  4. The time and schedule conscious either adapt to the Caribbean pace or they go crazy!  People here march to a different drummer.  Maybe it’s the heat and maybe it’s just their nature.  LIAT (an acronym for “Late If At All”?), the publicly-owned regional airline, is a study in inefficiency and rarely on time.  We learned to go with the flow.  After all, what’s the rush?
  5. The eight Caribbean countries have much the same history: the indigenous Kalinago (Caribs) conquered the Arawak, only to be exterminated by the Europeans; Columbus was the first European to set foot on the islands, claiming them on Spain’s behalf; France and Great Britain fought over them, with the British prevailing in the end; the strong black majority eventually gained control in each country; and all sought and achieved independence within the last sixty years.  But there are important differences in terms of quality and form of government, standard of living, population density, and potential for economic growth.
  6. With the exception of Trinidad and Tobago, the middle class is weak or non-existent in the eight countries we visited, and that is a huge barrier to social and economic progress.  Wages are very low by our standards, even for those in public service jobs.  Were it not for expats - people who moved away and returned to spend their retirement years in their native countries - things would be far worse.
  7. The ‘gift of jurisdiction’ in these eight sovereign countries comes at a high cost.  With the exception of Trinidad and Tobago, none has oil reserves.  They all depend heavily on tourism, agriculture and fishing.  A few supplement these with an offshore banking sector.  There is great potential in tourism, provided each country can successfully brand and differentiate itself.  Foreign investment is hard to come by and many public infrastructure projects would not be possible without grants from richer countries.  Each one has a citizenship-by-investment program.  But bad government can and does stifle growth.  The best example of this is Saint Vincent and the Grenadines.

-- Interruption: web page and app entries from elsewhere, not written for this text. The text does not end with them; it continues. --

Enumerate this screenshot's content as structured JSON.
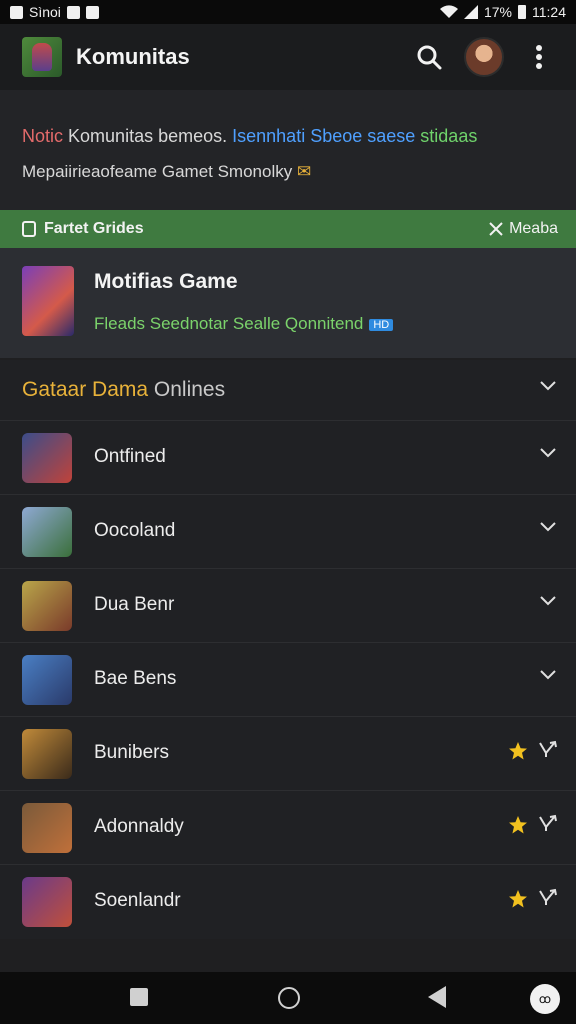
{
  "status_bar": {
    "carrier": "Sìnoi",
    "battery": "17%",
    "time": "11:24"
  },
  "app_bar": {
    "title": "Komunitas"
  },
  "notice": {
    "line1_part1": "Notic",
    "line1_part2": "Komunitas bemeos.",
    "line1_part3": "Isennhati Sbeoe saese",
    "line1_part4": "stidaas",
    "line2": "Mepaiirieaofeame Gamet Smonolky"
  },
  "green_bar": {
    "left_label": "Fartet Grides",
    "right_label": "Meaba"
  },
  "featured": {
    "title": "Motifias Game",
    "subtitle": "Fleads Seednotar Sealle Qonnitend",
    "badge": "HD"
  },
  "section": {
    "title_part1": "Gataar Dama",
    "title_part2": "Onlines"
  },
  "list_items": [
    {
      "label": "Ontfined",
      "trailing": "chevron"
    },
    {
      "label": "Oocoland",
      "trailing": "chevron"
    },
    {
      "label": "Dua Benr",
      "trailing": "chevron"
    },
    {
      "label": "Bae Bens",
      "trailing": "chevron"
    },
    {
      "label": "Bunibers",
      "trailing": "star"
    },
    {
      "label": "Adonnaldy",
      "trailing": "star"
    },
    {
      "label": "Soenlandr",
      "trailing": "star"
    }
  ],
  "nav_bar": {
    "bubble": "ꝏ"
  },
  "colors": {
    "accent_green": "#3f7a40",
    "accent_yellow": "#e8b23a",
    "link_blue": "#4fa0ff"
  }
}
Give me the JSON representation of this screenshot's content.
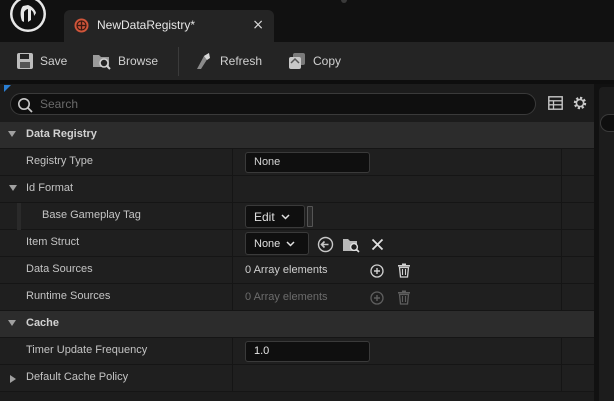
{
  "tab": {
    "title": "NewDataRegistry*",
    "close_glyph": "×"
  },
  "toolbar": {
    "save_label": "Save",
    "browse_label": "Browse",
    "refresh_label": "Refresh",
    "copy_label": "Copy"
  },
  "search": {
    "placeholder": "Search"
  },
  "rows": {
    "data_registry": {
      "label": "Data Registry"
    },
    "registry_type": {
      "label": "Registry Type",
      "value": "None"
    },
    "id_format": {
      "label": "Id Format"
    },
    "base_gameplay_tag": {
      "label": "Base Gameplay Tag",
      "value": "Edit"
    },
    "item_struct": {
      "label": "Item Struct",
      "value": "None"
    },
    "data_sources": {
      "label": "Data Sources",
      "value": "0 Array elements"
    },
    "runtime_sources": {
      "label": "Runtime Sources",
      "value": "0 Array elements"
    },
    "cache": {
      "label": "Cache"
    },
    "timer_update_frequency": {
      "label": "Timer Update Frequency",
      "value": "1.0"
    },
    "default_cache_policy": {
      "label": "Default Cache Policy"
    }
  },
  "colors": {
    "accent": "#2a7fd4",
    "tab_icon": "#d0553a"
  },
  "icons": [
    "unreal-logo-icon",
    "data-registry-icon",
    "save-icon",
    "browse-icon",
    "refresh-icon",
    "copy-icon",
    "search-icon",
    "grid-icon",
    "gear-icon",
    "chevron-down-icon",
    "use-selected-icon",
    "browse-asset-icon",
    "clear-icon",
    "add-icon",
    "delete-icon"
  ]
}
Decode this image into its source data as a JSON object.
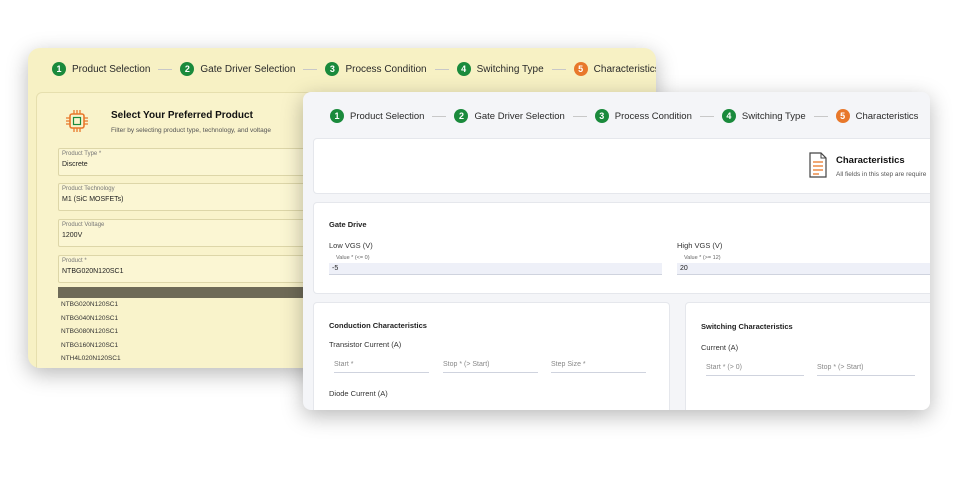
{
  "steps": [
    {
      "num": "1",
      "label": "Product Selection"
    },
    {
      "num": "2",
      "label": "Gate Driver Selection"
    },
    {
      "num": "3",
      "label": "Process Condition"
    },
    {
      "num": "4",
      "label": "Switching Type"
    },
    {
      "num": "5",
      "label": "Characteristics"
    }
  ],
  "product": {
    "title": "Select Your Preferred Product",
    "subtitle": "Filter by selecting product type, technology, and voltage",
    "fields": [
      {
        "label": "Product Type *",
        "value": "Discrete"
      },
      {
        "label": "Product Technology",
        "value": "M1 (SiC MOSFETs)"
      },
      {
        "label": "Product Voltage",
        "value": "1200V"
      },
      {
        "label": "Product *",
        "value": "NTBG020N120SC1"
      }
    ],
    "options": [
      "NTBG020N120SC1",
      "NTBG040N120SC1",
      "NTBG080N120SC1",
      "NTBG160N120SC1",
      "NTH4L020N120SC1"
    ]
  },
  "characteristics": {
    "title": "Characteristics",
    "subtitle": "All fields in this step are require"
  },
  "gate_drive": {
    "title": "Gate Drive",
    "low_label": "Low VGS (V)",
    "low_hint": "Value * (<= 0)",
    "low_value": "-5",
    "high_label": "High VGS (V)",
    "high_hint": "Value * (>= 12)",
    "high_value": "20"
  },
  "conduction": {
    "title": "Conduction Characteristics",
    "transistor_label": "Transistor Current (A)",
    "start_ph": "Start *",
    "stop_ph": "Stop * (> Start)",
    "step_ph": "Step Size *",
    "diode_label": "Diode Current (A)"
  },
  "switching": {
    "title": "Switching Characteristics",
    "current_label": "Current (A)",
    "start_ph": "Start * (> 0)",
    "stop_ph": "Stop * (> Start)"
  },
  "colors": {
    "step_done": "#1a8a3c",
    "step_active": "#e8782b",
    "back_card": "#f7f1c4"
  }
}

  8. Children here are very independent.  We saw them walk off the ferry from Bequia at 8:00 am, all dressed in their sharp-looking uniforms, on their way to class at a secondary school in Kingstown, St. Vincent.  Imagine having to catch a ferry at 7:00, enduring a rough one-hour crossing, spending six hours in class, and having to take the ferry home again, five days a week?  We drive our children to the stop and complain about them having to take a bus to school.
  9. The Chinese have arrived; not as tourists but as patrons.  We saw signs of this in Grenada, where they contributed to the cost of the national stadium, and in Dominica, where they’re doing the same.  Watch out President Trump!  The Chinese may yet take you from behind…
  10. And finally, after seven weeks of black immersion, I am now officially colour blind.  And proud of it!  It’s been a life-changing experience.